A pilot never forgets how he became one and central to that memory is the aircraft that he trained with in his early flying years. Many who fly the skies around the world today began their flying on one particular make of aircraft, the Cessna. There's the Cessna 152 (called the C152) and there's the Cessna 172 Skyhawk (called the C172).The C152 is an ideal trainer since it is a side-by-side two-seater while the C172 is a four-seater and is therefore more popular with flyers.
The C152 was introduced in 1977 and production stopped in 1985. It is designed exactly like the C172 except that it is smaller.It also has an aerobatic version called the Aerobat for more advanced flying. Powered by a 110hp engine, it is a pleasant aircraft to fly. It takes off fairly quickly and the controls are so light that one feels that he is flying a toy. It is one of the aircraft types I flew as a student pilot and I certainly have fond memories of it.
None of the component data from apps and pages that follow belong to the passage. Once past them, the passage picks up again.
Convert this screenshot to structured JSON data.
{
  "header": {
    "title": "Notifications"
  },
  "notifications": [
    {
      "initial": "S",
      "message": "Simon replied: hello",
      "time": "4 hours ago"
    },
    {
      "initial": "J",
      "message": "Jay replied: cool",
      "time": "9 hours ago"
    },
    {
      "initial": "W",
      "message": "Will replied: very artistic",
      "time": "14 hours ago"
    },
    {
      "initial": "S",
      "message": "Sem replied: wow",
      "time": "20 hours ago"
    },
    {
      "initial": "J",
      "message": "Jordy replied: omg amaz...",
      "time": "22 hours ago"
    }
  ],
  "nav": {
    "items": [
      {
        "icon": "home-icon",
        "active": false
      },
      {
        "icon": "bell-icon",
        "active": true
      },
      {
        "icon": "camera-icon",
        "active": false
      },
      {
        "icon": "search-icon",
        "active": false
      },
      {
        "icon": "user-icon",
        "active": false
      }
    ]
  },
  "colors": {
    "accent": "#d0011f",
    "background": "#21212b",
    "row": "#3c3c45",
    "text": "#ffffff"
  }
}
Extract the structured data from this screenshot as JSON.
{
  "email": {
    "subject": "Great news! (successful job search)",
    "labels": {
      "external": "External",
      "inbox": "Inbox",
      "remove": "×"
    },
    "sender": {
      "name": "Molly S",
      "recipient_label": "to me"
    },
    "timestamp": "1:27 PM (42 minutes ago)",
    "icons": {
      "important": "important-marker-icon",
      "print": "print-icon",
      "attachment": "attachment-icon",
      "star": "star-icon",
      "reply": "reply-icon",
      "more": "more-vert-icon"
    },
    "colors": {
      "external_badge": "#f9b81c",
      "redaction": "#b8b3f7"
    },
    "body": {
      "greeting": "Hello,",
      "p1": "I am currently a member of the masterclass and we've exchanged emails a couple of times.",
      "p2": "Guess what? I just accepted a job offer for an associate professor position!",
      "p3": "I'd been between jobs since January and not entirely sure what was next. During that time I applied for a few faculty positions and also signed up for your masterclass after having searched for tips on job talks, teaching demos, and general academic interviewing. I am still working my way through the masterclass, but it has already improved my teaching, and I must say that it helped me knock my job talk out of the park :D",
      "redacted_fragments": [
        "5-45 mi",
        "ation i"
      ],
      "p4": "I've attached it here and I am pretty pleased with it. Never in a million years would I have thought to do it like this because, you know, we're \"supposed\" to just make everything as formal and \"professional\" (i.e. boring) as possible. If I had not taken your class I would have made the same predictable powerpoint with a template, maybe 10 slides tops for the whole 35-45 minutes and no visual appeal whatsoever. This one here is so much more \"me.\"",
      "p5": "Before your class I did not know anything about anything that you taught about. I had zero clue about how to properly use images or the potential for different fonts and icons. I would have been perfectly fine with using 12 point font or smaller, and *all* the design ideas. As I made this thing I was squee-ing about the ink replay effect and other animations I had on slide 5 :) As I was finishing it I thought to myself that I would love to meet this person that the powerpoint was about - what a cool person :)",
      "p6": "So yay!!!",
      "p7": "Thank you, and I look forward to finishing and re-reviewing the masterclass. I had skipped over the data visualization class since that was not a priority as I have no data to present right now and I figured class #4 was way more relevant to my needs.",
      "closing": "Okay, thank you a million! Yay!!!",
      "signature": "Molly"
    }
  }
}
For most of my flying training and recreational flying in the subsequent years, it was the C172 Skyhawk that I dearly love as my personal steed. Not many call it the Skyhawk, probably because that name also belongs to a jet fighter-bomber used in many air forces. The C172 is a most forgiving aircraft which makes it suitable for new pilots especially when they make heavy or bouncy landings. Having its wings above the fuselage gives it more stability and the view of the ground below is as unrestricted as it can be. When dropping parajumpers off, the aircraft is flown with the right hand side door removed and still the aircraft is manageable with acceptable wind intrusion and noise.
Introduced in 1955, the C172 is still in production and came with various powerplants of between 145hp to 180hp. There was also a retractable gear version called the Cutlass. Having flown several versions of the C172, I have got used to the high wing concept. Though the low-winged Pipers are more thrilling as they make me feel like I am flying a Spitfire or something, I still would choose the C172 for its practical design and simplicity of operation.
It is a sheer pleasure when about to begin a flight to just hear the strain of the starter motor as the propellor turns in sharp movements before the Lycoming engine sputters to life in a wisp of exhaust smoke and then settles down into a regular rhythm. Like the fuel that is being sucked in a constant flow from the wing tanks into the engine, the pilot's own adrenaline likewise flows!